Task to complete - Pull out every line with the word "JSON" from the entries below.

The records -
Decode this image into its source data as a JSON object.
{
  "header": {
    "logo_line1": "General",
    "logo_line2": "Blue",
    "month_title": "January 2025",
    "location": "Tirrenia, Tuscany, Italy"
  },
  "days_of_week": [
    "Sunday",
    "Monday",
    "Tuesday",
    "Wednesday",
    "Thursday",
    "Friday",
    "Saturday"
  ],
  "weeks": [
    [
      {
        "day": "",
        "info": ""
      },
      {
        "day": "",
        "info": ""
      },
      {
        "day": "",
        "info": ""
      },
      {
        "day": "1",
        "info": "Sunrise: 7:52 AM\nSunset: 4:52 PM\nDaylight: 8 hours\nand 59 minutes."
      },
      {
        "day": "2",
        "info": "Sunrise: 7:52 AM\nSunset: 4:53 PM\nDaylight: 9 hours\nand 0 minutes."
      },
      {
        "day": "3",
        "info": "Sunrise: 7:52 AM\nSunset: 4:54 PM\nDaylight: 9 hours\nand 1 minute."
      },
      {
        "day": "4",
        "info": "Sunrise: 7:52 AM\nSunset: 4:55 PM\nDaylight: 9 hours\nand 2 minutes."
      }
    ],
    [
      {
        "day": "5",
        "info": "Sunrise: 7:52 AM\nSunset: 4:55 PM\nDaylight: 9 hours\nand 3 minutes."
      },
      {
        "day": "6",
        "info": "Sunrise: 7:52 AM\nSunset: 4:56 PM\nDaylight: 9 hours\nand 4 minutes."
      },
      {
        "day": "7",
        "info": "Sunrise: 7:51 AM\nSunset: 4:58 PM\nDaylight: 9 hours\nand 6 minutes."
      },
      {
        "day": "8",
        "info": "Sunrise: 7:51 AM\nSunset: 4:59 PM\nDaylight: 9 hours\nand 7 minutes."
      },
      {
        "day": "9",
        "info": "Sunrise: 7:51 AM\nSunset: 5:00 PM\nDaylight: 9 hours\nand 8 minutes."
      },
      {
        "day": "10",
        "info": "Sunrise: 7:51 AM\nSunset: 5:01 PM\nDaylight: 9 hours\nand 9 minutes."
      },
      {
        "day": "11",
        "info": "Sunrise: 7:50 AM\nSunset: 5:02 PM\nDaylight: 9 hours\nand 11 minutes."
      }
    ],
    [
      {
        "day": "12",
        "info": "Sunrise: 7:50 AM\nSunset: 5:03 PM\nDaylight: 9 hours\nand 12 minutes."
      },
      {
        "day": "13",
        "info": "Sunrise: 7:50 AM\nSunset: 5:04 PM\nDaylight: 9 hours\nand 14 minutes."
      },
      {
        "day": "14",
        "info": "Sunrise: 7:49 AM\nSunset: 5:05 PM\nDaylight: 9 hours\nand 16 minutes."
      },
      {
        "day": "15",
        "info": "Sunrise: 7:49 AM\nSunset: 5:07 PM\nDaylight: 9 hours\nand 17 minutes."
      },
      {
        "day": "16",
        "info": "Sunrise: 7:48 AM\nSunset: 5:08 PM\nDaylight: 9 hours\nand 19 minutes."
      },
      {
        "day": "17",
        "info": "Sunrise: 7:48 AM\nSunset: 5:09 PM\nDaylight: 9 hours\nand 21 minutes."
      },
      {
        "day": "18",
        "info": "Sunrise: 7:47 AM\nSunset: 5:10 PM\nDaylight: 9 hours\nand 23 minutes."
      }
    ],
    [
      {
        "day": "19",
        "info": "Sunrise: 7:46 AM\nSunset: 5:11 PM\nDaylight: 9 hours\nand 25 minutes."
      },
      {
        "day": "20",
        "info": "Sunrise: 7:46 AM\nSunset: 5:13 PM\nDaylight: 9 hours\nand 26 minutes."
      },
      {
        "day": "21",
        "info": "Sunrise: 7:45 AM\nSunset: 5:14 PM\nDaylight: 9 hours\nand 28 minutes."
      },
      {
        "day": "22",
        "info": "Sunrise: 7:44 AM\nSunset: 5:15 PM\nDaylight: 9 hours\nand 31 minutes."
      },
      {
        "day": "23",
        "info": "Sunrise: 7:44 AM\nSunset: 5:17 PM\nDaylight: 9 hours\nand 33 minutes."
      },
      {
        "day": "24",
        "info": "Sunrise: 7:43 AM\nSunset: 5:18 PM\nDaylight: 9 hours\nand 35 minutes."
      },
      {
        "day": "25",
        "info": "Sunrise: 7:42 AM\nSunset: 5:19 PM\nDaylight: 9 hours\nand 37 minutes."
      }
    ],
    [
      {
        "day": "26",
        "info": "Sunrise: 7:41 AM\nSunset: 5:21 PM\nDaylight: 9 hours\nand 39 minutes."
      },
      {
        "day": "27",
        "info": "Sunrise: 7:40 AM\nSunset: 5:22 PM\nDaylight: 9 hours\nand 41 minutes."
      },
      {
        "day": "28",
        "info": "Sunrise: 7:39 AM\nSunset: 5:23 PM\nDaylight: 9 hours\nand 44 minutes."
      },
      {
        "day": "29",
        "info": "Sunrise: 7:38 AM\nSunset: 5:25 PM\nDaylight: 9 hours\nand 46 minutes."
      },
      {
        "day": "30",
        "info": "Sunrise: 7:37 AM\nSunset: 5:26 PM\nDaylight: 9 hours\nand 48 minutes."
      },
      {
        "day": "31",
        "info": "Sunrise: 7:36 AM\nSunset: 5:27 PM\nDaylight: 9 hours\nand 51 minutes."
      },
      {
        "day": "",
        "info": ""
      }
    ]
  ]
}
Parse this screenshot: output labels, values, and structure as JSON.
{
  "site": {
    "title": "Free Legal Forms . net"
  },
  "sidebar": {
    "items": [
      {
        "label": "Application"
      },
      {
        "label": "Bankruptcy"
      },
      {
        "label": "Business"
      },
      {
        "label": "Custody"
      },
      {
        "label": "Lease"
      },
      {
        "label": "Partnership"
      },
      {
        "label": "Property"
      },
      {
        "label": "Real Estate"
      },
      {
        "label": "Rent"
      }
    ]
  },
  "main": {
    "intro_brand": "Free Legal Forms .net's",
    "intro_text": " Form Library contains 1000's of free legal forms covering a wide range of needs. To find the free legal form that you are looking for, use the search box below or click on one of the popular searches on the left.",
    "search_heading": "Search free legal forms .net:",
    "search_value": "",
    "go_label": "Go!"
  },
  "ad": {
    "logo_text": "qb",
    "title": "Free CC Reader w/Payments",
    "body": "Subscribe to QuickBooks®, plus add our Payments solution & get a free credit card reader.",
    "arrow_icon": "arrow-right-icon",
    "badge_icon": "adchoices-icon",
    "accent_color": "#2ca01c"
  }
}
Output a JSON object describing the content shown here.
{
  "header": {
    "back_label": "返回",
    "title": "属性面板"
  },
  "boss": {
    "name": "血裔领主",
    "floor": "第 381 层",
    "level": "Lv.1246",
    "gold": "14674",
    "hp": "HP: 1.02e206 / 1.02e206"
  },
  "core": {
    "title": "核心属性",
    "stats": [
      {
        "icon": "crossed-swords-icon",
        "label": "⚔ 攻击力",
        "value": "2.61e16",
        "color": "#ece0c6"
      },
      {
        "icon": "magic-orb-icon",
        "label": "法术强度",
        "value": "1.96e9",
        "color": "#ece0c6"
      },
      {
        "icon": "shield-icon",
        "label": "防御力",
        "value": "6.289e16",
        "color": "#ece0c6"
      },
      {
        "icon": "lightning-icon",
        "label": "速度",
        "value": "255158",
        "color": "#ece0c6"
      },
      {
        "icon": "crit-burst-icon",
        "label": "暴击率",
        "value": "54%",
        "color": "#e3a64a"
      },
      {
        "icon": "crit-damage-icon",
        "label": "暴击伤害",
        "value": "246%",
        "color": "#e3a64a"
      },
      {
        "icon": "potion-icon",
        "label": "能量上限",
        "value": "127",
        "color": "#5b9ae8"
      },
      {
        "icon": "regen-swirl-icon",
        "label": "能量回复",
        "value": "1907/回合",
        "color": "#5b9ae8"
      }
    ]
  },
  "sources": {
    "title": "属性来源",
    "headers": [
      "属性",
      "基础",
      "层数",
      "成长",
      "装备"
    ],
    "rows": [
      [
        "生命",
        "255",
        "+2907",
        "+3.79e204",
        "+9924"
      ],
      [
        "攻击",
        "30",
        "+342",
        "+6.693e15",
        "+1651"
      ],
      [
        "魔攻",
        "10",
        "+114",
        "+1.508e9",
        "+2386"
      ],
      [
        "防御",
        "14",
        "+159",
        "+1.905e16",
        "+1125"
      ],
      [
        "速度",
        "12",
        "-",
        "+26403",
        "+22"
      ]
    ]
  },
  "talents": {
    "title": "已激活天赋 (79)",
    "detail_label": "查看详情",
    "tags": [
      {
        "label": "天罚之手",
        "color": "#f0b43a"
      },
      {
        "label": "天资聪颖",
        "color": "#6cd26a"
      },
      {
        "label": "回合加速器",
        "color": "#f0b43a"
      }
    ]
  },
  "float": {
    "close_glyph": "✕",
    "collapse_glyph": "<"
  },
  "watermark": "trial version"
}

Solved exercise -
Decode this image into its source data as a JSON object.
Parse this screenshot: output labels, values, and structure as JSON.
Output a JSON object describing the content shown here.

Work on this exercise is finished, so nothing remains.